A Tale of NGC 4753’s Galactic Merger
When NGC 4753 began its cosmic dance, it tangoed with a gas-rich dwarf galaxy. Bursts of star formation triggered by the collision (and influx of gas) injected huge amounts of dust into the region. The galaxy followed a spiraling path into the collision, and that smeared out the dust into the disk. Ultimately, the activity gave the galaxy its peculiar look. “For a long time nobody knew what to make of this peculiar galaxy,” said Steiman-Cameron. “But by starting with the idea of accreted material smeared out into a disk, and then analyzing the three-dimensional geometry, the mystery was solved. It’s now incredibly exciting to see this highly-detailed image by Gemini South 30 years later.”
Steiman-Cameron and his team explain the galaxy’s peculiarity with a phenomenon known as “differential precession”. Precession occurs when a rotating object’s axis of rotation changes orientation, like a spinning top. Differential means that the rate of precession varies depending on the radius. For the dusty accretion disk orbiting the galactic nucleus in this collision, the rate of precession is faster toward the center and slower near the edges. This galactic wobble-like motion results from the angle at which NGC 4753 and its former dwarf companion collided. That resulted in the strongly twisted dust lanes threading through this galaxy.
Implications for Other Peculiar Galaxies
Interestingly, although this galaxy certainly looks weird enough in the Gemini image, it’s all a matter of viewing perspective. We’re looking at it from an edge-on view. That’s how we can spot the dust lanes and other features in the disk.

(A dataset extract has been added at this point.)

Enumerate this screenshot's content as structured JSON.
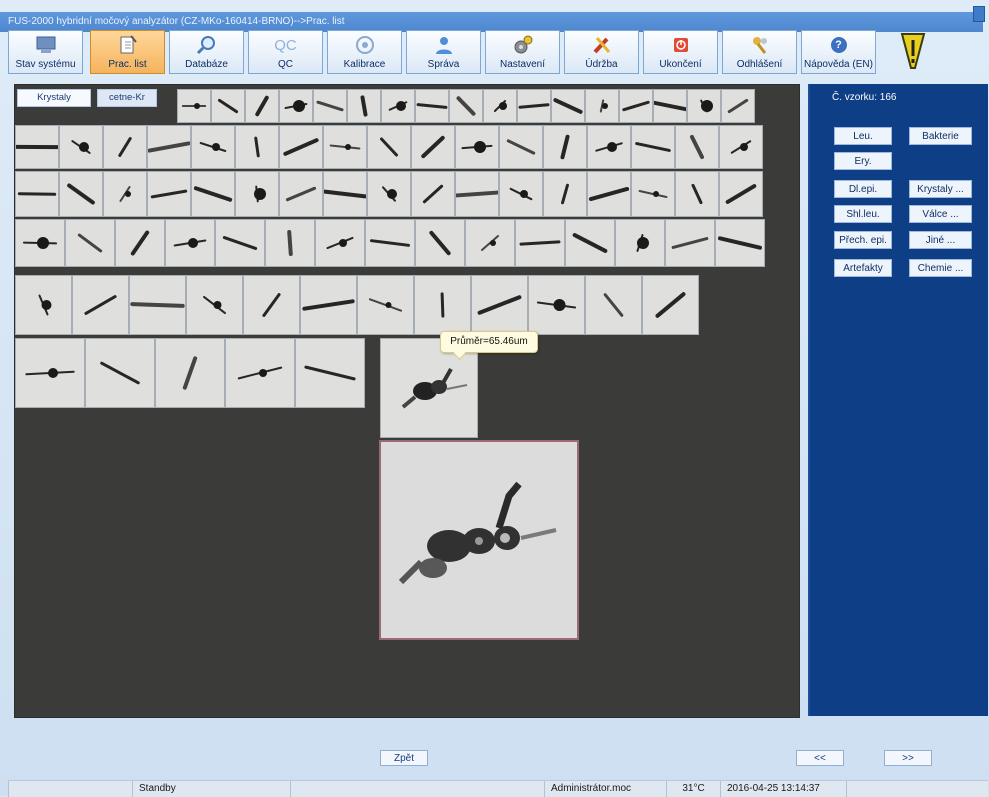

But, if we could get in a spaceship and fly directly “north” of NGC 4753 to get a “top-down” view, it would look pretty much like a standard spiral galaxy. Now that astronomers know about its galactic merger history, they can do further studies to understand its stellar populations and interactions of those bizarre dust lanes. And, its history may go a long way toward explaining the appearances of other “peculiar” galaxies in the Universe.